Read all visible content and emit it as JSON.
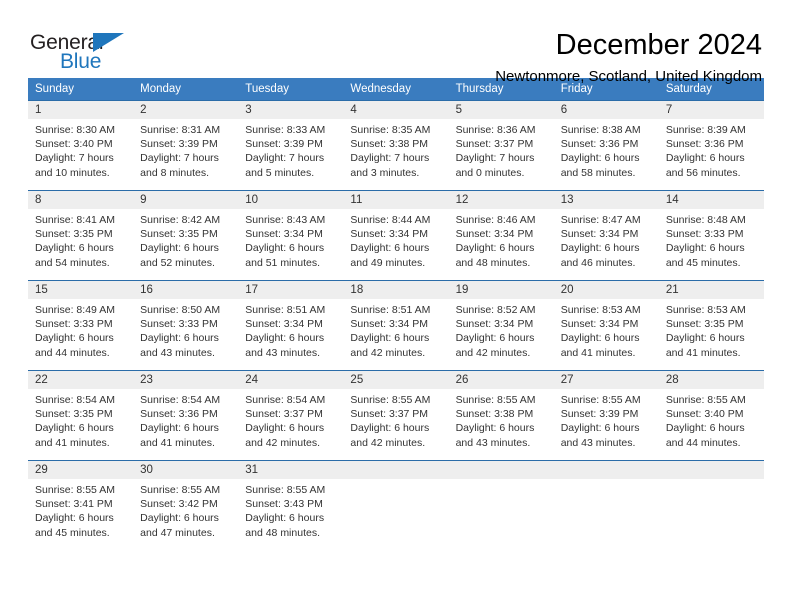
{
  "brand": {
    "name_part1": "General",
    "name_part2": "Blue",
    "triangle_icon": "triangle-icon",
    "color_dark": "#231f20",
    "color_blue": "#1f76bc"
  },
  "header": {
    "title": "December 2024",
    "subtitle": "Newtonmore, Scotland, United Kingdom"
  },
  "theme": {
    "header_bg": "#3a7cbf",
    "header_text": "#ffffff",
    "daynum_bg": "#eeeeee",
    "separator": "#2b6ca8",
    "body_text": "#333333"
  },
  "weekdays": [
    "Sunday",
    "Monday",
    "Tuesday",
    "Wednesday",
    "Thursday",
    "Friday",
    "Saturday"
  ],
  "weeks": [
    {
      "days": [
        {
          "num": "1",
          "sunrise": "Sunrise: 8:30 AM",
          "sunset": "Sunset: 3:40 PM",
          "daylight1": "Daylight: 7 hours",
          "daylight2": "and 10 minutes."
        },
        {
          "num": "2",
          "sunrise": "Sunrise: 8:31 AM",
          "sunset": "Sunset: 3:39 PM",
          "daylight1": "Daylight: 7 hours",
          "daylight2": "and 8 minutes."
        },
        {
          "num": "3",
          "sunrise": "Sunrise: 8:33 AM",
          "sunset": "Sunset: 3:39 PM",
          "daylight1": "Daylight: 7 hours",
          "daylight2": "and 5 minutes."
        },
        {
          "num": "4",
          "sunrise": "Sunrise: 8:35 AM",
          "sunset": "Sunset: 3:38 PM",
          "daylight1": "Daylight: 7 hours",
          "daylight2": "and 3 minutes."
        },
        {
          "num": "5",
          "sunrise": "Sunrise: 8:36 AM",
          "sunset": "Sunset: 3:37 PM",
          "daylight1": "Daylight: 7 hours",
          "daylight2": "and 0 minutes."
        },
        {
          "num": "6",
          "sunrise": "Sunrise: 8:38 AM",
          "sunset": "Sunset: 3:36 PM",
          "daylight1": "Daylight: 6 hours",
          "daylight2": "and 58 minutes."
        },
        {
          "num": "7",
          "sunrise": "Sunrise: 8:39 AM",
          "sunset": "Sunset: 3:36 PM",
          "daylight1": "Daylight: 6 hours",
          "daylight2": "and 56 minutes."
        }
      ]
    },
    {
      "days": [
        {
          "num": "8",
          "sunrise": "Sunrise: 8:41 AM",
          "sunset": "Sunset: 3:35 PM",
          "daylight1": "Daylight: 6 hours",
          "daylight2": "and 54 minutes."
        },
        {
          "num": "9",
          "sunrise": "Sunrise: 8:42 AM",
          "sunset": "Sunset: 3:35 PM",
          "daylight1": "Daylight: 6 hours",
          "daylight2": "and 52 minutes."
        },
        {
          "num": "10",
          "sunrise": "Sunrise: 8:43 AM",
          "sunset": "Sunset: 3:34 PM",
          "daylight1": "Daylight: 6 hours",
          "daylight2": "and 51 minutes."
        },
        {
          "num": "11",
          "sunrise": "Sunrise: 8:44 AM",
          "sunset": "Sunset: 3:34 PM",
          "daylight1": "Daylight: 6 hours",
          "daylight2": "and 49 minutes."
        },
        {
          "num": "12",
          "sunrise": "Sunrise: 8:46 AM",
          "sunset": "Sunset: 3:34 PM",
          "daylight1": "Daylight: 6 hours",
          "daylight2": "and 48 minutes."
        },
        {
          "num": "13",
          "sunrise": "Sunrise: 8:47 AM",
          "sunset": "Sunset: 3:34 PM",
          "daylight1": "Daylight: 6 hours",
          "daylight2": "and 46 minutes."
        },
        {
          "num": "14",
          "sunrise": "Sunrise: 8:48 AM",
          "sunset": "Sunset: 3:33 PM",
          "daylight1": "Daylight: 6 hours",
          "daylight2": "and 45 minutes."
        }
      ]
    },
    {
      "days": [
        {
          "num": "15",
          "sunrise": "Sunrise: 8:49 AM",
          "sunset": "Sunset: 3:33 PM",
          "daylight1": "Daylight: 6 hours",
          "daylight2": "and 44 minutes."
        },
        {
          "num": "16",
          "sunrise": "Sunrise: 8:50 AM",
          "sunset": "Sunset: 3:33 PM",
          "daylight1": "Daylight: 6 hours",
          "daylight2": "and 43 minutes."
        },
        {
          "num": "17",
          "sunrise": "Sunrise: 8:51 AM",
          "sunset": "Sunset: 3:34 PM",
          "daylight1": "Daylight: 6 hours",
          "daylight2": "and 43 minutes."
        },
        {
          "num": "18",
          "sunrise": "Sunrise: 8:51 AM",
          "sunset": "Sunset: 3:34 PM",
          "daylight1": "Daylight: 6 hours",
          "daylight2": "and 42 minutes."
        },
        {
          "num": "19",
          "sunrise": "Sunrise: 8:52 AM",
          "sunset": "Sunset: 3:34 PM",
          "daylight1": "Daylight: 6 hours",
          "daylight2": "and 42 minutes."
        },
        {
          "num": "20",
          "sunrise": "Sunrise: 8:53 AM",
          "sunset": "Sunset: 3:34 PM",
          "daylight1": "Daylight: 6 hours",
          "daylight2": "and 41 minutes."
        },
        {
          "num": "21",
          "sunrise": "Sunrise: 8:53 AM",
          "sunset": "Sunset: 3:35 PM",
          "daylight1": "Daylight: 6 hours",
          "daylight2": "and 41 minutes."
        }
      ]
    },
    {
      "days": [
        {
          "num": "22",
          "sunrise": "Sunrise: 8:54 AM",
          "sunset": "Sunset: 3:35 PM",
          "daylight1": "Daylight: 6 hours",
          "daylight2": "and 41 minutes."
        },
        {
          "num": "23",
          "sunrise": "Sunrise: 8:54 AM",
          "sunset": "Sunset: 3:36 PM",
          "daylight1": "Daylight: 6 hours",
          "daylight2": "and 41 minutes."
        },
        {
          "num": "24",
          "sunrise": "Sunrise: 8:54 AM",
          "sunset": "Sunset: 3:37 PM",
          "daylight1": "Daylight: 6 hours",
          "daylight2": "and 42 minutes."
        },
        {
          "num": "25",
          "sunrise": "Sunrise: 8:55 AM",
          "sunset": "Sunset: 3:37 PM",
          "daylight1": "Daylight: 6 hours",
          "daylight2": "and 42 minutes."
        },
        {
          "num": "26",
          "sunrise": "Sunrise: 8:55 AM",
          "sunset": "Sunset: 3:38 PM",
          "daylight1": "Daylight: 6 hours",
          "daylight2": "and 43 minutes."
        },
        {
          "num": "27",
          "sunrise": "Sunrise: 8:55 AM",
          "sunset": "Sunset: 3:39 PM",
          "daylight1": "Daylight: 6 hours",
          "daylight2": "and 43 minutes."
        },
        {
          "num": "28",
          "sunrise": "Sunrise: 8:55 AM",
          "sunset": "Sunset: 3:40 PM",
          "daylight1": "Daylight: 6 hours",
          "daylight2": "and 44 minutes."
        }
      ]
    },
    {
      "days": [
        {
          "num": "29",
          "sunrise": "Sunrise: 8:55 AM",
          "sunset": "Sunset: 3:41 PM",
          "daylight1": "Daylight: 6 hours",
          "daylight2": "and 45 minutes."
        },
        {
          "num": "30",
          "sunrise": "Sunrise: 8:55 AM",
          "sunset": "Sunset: 3:42 PM",
          "daylight1": "Daylight: 6 hours",
          "daylight2": "and 47 minutes."
        },
        {
          "num": "31",
          "sunrise": "Sunrise: 8:55 AM",
          "sunset": "Sunset: 3:43 PM",
          "daylight1": "Daylight: 6 hours",
          "daylight2": "and 48 minutes."
        },
        {
          "num": "",
          "sunrise": "",
          "sunset": "",
          "daylight1": "",
          "daylight2": ""
        },
        {
          "num": "",
          "sunrise": "",
          "sunset": "",
          "daylight1": "",
          "daylight2": ""
        },
        {
          "num": "",
          "sunrise": "",
          "sunset": "",
          "daylight1": "",
          "daylight2": ""
        },
        {
          "num": "",
          "sunrise": "",
          "sunset": "",
          "daylight1": "",
          "daylight2": ""
        }
      ]
    }
  ]
}
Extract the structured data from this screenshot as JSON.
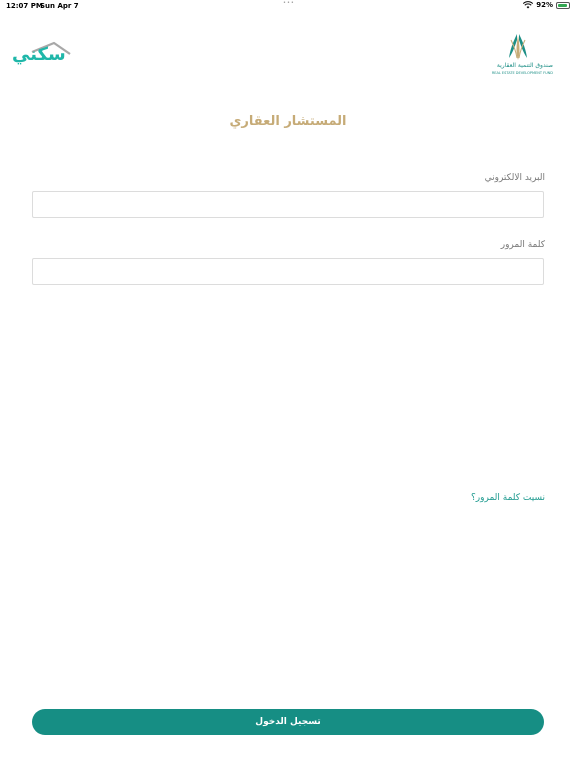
{
  "status_bar": {
    "time": "12:07 PM",
    "date": "Sun Apr 7",
    "battery_percent": "92%",
    "battery_level": 0.92,
    "icons": [
      "wifi-icon",
      "battery-icon"
    ]
  },
  "header": {
    "left_logo_text": "سكني",
    "right_logo_ar": "صندوق التنمية العقارية",
    "right_logo_en": "REAL ESTATE DEVELOPMENT FUND"
  },
  "page": {
    "title": "المستشار العقاري"
  },
  "form": {
    "email_label": "البريد الالكتروني",
    "email_value": "",
    "password_label": "كلمة المرور",
    "password_value": "",
    "forgot_password": "نسيت كلمة المرور؟",
    "login_button": "تسجيل الدخول"
  },
  "colors": {
    "accent": "#168e84",
    "title": "#c6ab77",
    "link": "#1e9a8f"
  }
}
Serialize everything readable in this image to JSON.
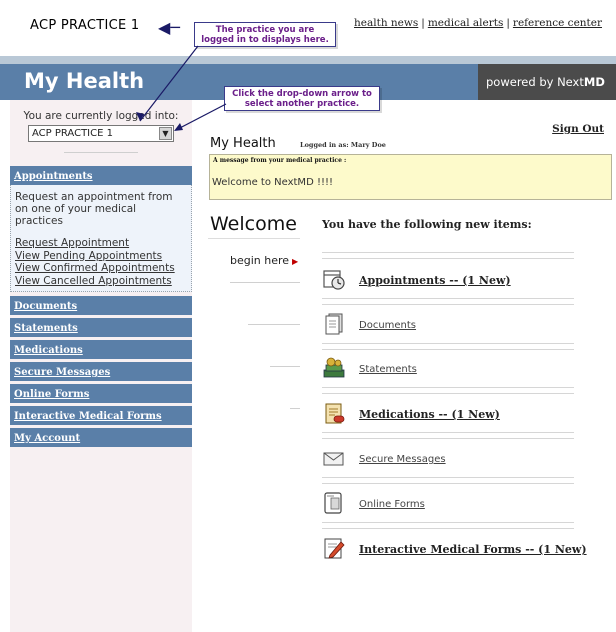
{
  "header": {
    "practice_title": "ACP PRACTICE 1",
    "links": [
      "health news",
      "medical alerts",
      "reference center"
    ]
  },
  "callouts": {
    "practice_note": "The practice you are logged in to displays here.",
    "dropdown_note": "Click the drop-down arrow to select another practice."
  },
  "banner": {
    "title": "My Health",
    "powered_prefix": "powered by Next",
    "powered_suffix": "MD"
  },
  "sidebar": {
    "login_label": "You are currently logged into:",
    "practice_select_value": "ACP PRACTICE 1",
    "appointments_heading": "Appointments",
    "appointments_desc": "Request an appointment from on one of your medical practices",
    "appointment_links": [
      "Request Appointment",
      "View Pending Appointments",
      "View Confirmed Appointments",
      "View Cancelled Appointments"
    ],
    "nav": [
      "Documents",
      "Statements",
      "Medications",
      "Secure Messages",
      "Online Forms",
      "Interactive Medical Forms",
      "My Account"
    ]
  },
  "main": {
    "sign_out": "Sign Out",
    "title": "My Health",
    "logged_in_as": "Logged in as: Mary Doe",
    "message_label": "A message from your medical practice :",
    "message_text": "Welcome to NextMD !!!!",
    "welcome": "Welcome",
    "begin_here": "begin here",
    "items_heading": "You have the following new items:",
    "items": [
      {
        "label": "Appointments -- (1 New)",
        "icon": "calendar-clock-icon"
      },
      {
        "label": "Documents",
        "icon": "document-icon"
      },
      {
        "label": "Statements",
        "icon": "money-icon"
      },
      {
        "label": "Medications -- (1 New)",
        "icon": "medication-icon"
      },
      {
        "label": "Secure Messages",
        "icon": "envelope-icon"
      },
      {
        "label": "Online Forms",
        "icon": "form-icon"
      },
      {
        "label": "Interactive Medical Forms -- (1 New)",
        "icon": "pencil-form-icon"
      }
    ]
  },
  "colors": {
    "banner": "#5a7fa8",
    "sidebar_bg": "#f7f0f2",
    "message_bg": "#fdfacb",
    "callout_text": "#6b1f8a"
  }
}
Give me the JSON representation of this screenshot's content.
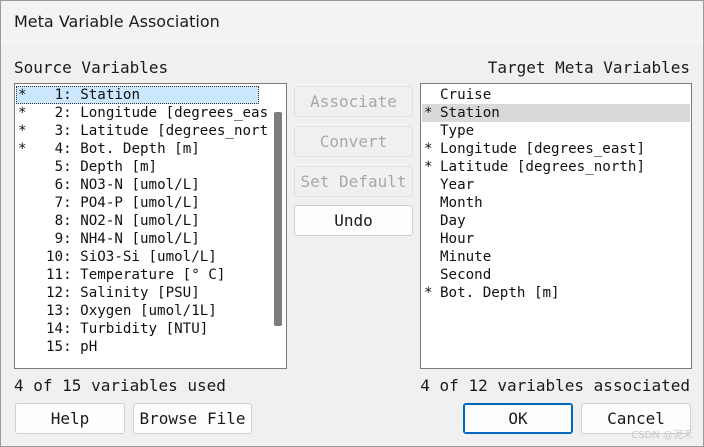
{
  "window": {
    "title": "Meta Variable Association"
  },
  "source": {
    "label": "Source Variables",
    "items": [
      {
        "mark": "*",
        "label": "1: Station"
      },
      {
        "mark": "*",
        "label": "2: Longitude [degrees_eas"
      },
      {
        "mark": "*",
        "label": "3: Latitude [degrees_nort"
      },
      {
        "mark": "*",
        "label": "4: Bot. Depth [m]"
      },
      {
        "mark": "",
        "label": "5: Depth [m]"
      },
      {
        "mark": "",
        "label": "6: NO3-N [umol/L]"
      },
      {
        "mark": "",
        "label": "7: PO4-P [umol/L]"
      },
      {
        "mark": "",
        "label": "8: NO2-N [umol/L]"
      },
      {
        "mark": "",
        "label": "9: NH4-N [umol/L]"
      },
      {
        "mark": "",
        "label": "10: SiO3-Si [umol/L]"
      },
      {
        "mark": "",
        "label": "11: Temperature [° C]"
      },
      {
        "mark": "",
        "label": "12: Salinity [PSU]"
      },
      {
        "mark": "",
        "label": "13: Oxygen [umol/1L]"
      },
      {
        "mark": "",
        "label": "14: Turbidity [NTU]"
      },
      {
        "mark": "",
        "label": "15: pH"
      }
    ],
    "status": "4 of 15 variables used"
  },
  "target": {
    "label": "Target Meta Variables",
    "items": [
      {
        "mark": "",
        "label": "Cruise"
      },
      {
        "mark": "*",
        "label": "Station"
      },
      {
        "mark": "",
        "label": "Type"
      },
      {
        "mark": "*",
        "label": "Longitude [degrees_east]"
      },
      {
        "mark": "*",
        "label": "Latitude [degrees_north]"
      },
      {
        "mark": "",
        "label": "Year"
      },
      {
        "mark": "",
        "label": "Month"
      },
      {
        "mark": "",
        "label": "Day"
      },
      {
        "mark": "",
        "label": "Hour"
      },
      {
        "mark": "",
        "label": "Minute"
      },
      {
        "mark": "",
        "label": "Second"
      },
      {
        "mark": "*",
        "label": "Bot. Depth [m]"
      }
    ],
    "status": "4 of 12 variables associated"
  },
  "actions": {
    "associate": "Associate",
    "convert": "Convert",
    "set_default": "Set Default",
    "undo": "Undo"
  },
  "footer": {
    "help": "Help",
    "browse_file": "Browse File",
    "ok": "OK",
    "cancel": "Cancel"
  },
  "watermark": "CSDN @泥禾"
}
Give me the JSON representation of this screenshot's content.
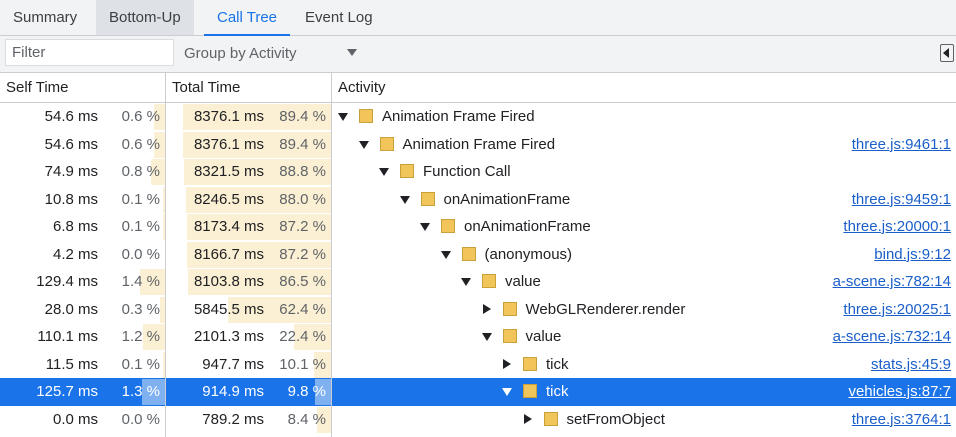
{
  "tabs": [
    {
      "label": "Summary",
      "state": "normal"
    },
    {
      "label": "Bottom-Up",
      "state": "hover"
    },
    {
      "label": "Call Tree",
      "state": "active"
    },
    {
      "label": "Event Log",
      "state": "normal"
    }
  ],
  "toolbar": {
    "filter_placeholder": "Filter",
    "group_by_label": "Group by Activity",
    "sidebar_toggle_icon": "sidebar-toggle-icon"
  },
  "columns": {
    "self_time": "Self Time",
    "total_time": "Total Time",
    "activity": "Activity"
  },
  "colors": {
    "accent": "#1a73e8",
    "selection": "#1a73e8",
    "percent_bar": "#fbf0d3",
    "activity_square": "#f2c55b",
    "link": "#1a5fc9"
  },
  "rows": [
    {
      "self": "54.6 ms",
      "self_pct": "0.6 %",
      "self_frac": 0.006,
      "total": "8376.1 ms",
      "total_pct": "89.4 %",
      "total_frac": 0.894,
      "depth": 0,
      "expand": "down",
      "name": "Animation Frame Fired",
      "source": "",
      "selected": false
    },
    {
      "self": "54.6 ms",
      "self_pct": "0.6 %",
      "self_frac": 0.006,
      "total": "8376.1 ms",
      "total_pct": "89.4 %",
      "total_frac": 0.894,
      "depth": 1,
      "expand": "down",
      "name": "Animation Frame Fired",
      "source": "three.js:9461:1",
      "selected": false
    },
    {
      "self": "74.9 ms",
      "self_pct": "0.8 %",
      "self_frac": 0.008,
      "total": "8321.5 ms",
      "total_pct": "88.8 %",
      "total_frac": 0.888,
      "depth": 2,
      "expand": "down",
      "name": "Function Call",
      "source": "",
      "selected": false
    },
    {
      "self": "10.8 ms",
      "self_pct": "0.1 %",
      "self_frac": 0.001,
      "total": "8246.5 ms",
      "total_pct": "88.0 %",
      "total_frac": 0.88,
      "depth": 3,
      "expand": "down",
      "name": "onAnimationFrame",
      "source": "three.js:9459:1",
      "selected": false
    },
    {
      "self": "6.8 ms",
      "self_pct": "0.1 %",
      "self_frac": 0.001,
      "total": "8173.4 ms",
      "total_pct": "87.2 %",
      "total_frac": 0.872,
      "depth": 4,
      "expand": "down",
      "name": "onAnimationFrame",
      "source": "three.js:20000:1",
      "selected": false
    },
    {
      "self": "4.2 ms",
      "self_pct": "0.0 %",
      "self_frac": 0.0,
      "total": "8166.7 ms",
      "total_pct": "87.2 %",
      "total_frac": 0.872,
      "depth": 5,
      "expand": "down",
      "name": "(anonymous)",
      "source": "bind.js:9:12",
      "selected": false
    },
    {
      "self": "129.4 ms",
      "self_pct": "1.4 %",
      "self_frac": 0.014,
      "total": "8103.8 ms",
      "total_pct": "86.5 %",
      "total_frac": 0.865,
      "depth": 6,
      "expand": "down",
      "name": "value",
      "source": "a-scene.js:782:14",
      "selected": false
    },
    {
      "self": "28.0 ms",
      "self_pct": "0.3 %",
      "self_frac": 0.003,
      "total": "5845.5 ms",
      "total_pct": "62.4 %",
      "total_frac": 0.624,
      "depth": 7,
      "expand": "right",
      "name": "WebGLRenderer.render",
      "source": "three.js:20025:1",
      "selected": false
    },
    {
      "self": "110.1 ms",
      "self_pct": "1.2 %",
      "self_frac": 0.012,
      "total": "2101.3 ms",
      "total_pct": "22.4 %",
      "total_frac": 0.224,
      "depth": 7,
      "expand": "down",
      "name": "value",
      "source": "a-scene.js:732:14",
      "selected": false
    },
    {
      "self": "11.5 ms",
      "self_pct": "0.1 %",
      "self_frac": 0.001,
      "total": "947.7 ms",
      "total_pct": "10.1 %",
      "total_frac": 0.101,
      "depth": 8,
      "expand": "right",
      "name": "tick",
      "source": "stats.js:45:9",
      "selected": false
    },
    {
      "self": "125.7 ms",
      "self_pct": "1.3 %",
      "self_frac": 0.013,
      "total": "914.9 ms",
      "total_pct": "9.8 %",
      "total_frac": 0.098,
      "depth": 8,
      "expand": "down",
      "name": "tick",
      "source": "vehicles.js:87:7",
      "selected": true
    },
    {
      "self": "0.0 ms",
      "self_pct": "0.0 %",
      "self_frac": 0.0,
      "total": "789.2 ms",
      "total_pct": "8.4 %",
      "total_frac": 0.084,
      "depth": 9,
      "expand": "right",
      "name": "setFromObject",
      "source": "three.js:3764:1",
      "selected": false
    }
  ]
}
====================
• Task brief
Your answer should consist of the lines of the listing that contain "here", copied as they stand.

• Answer below
    "practice_note": "The practice you are logged in to displays here.",
    "begin_here": "begin here",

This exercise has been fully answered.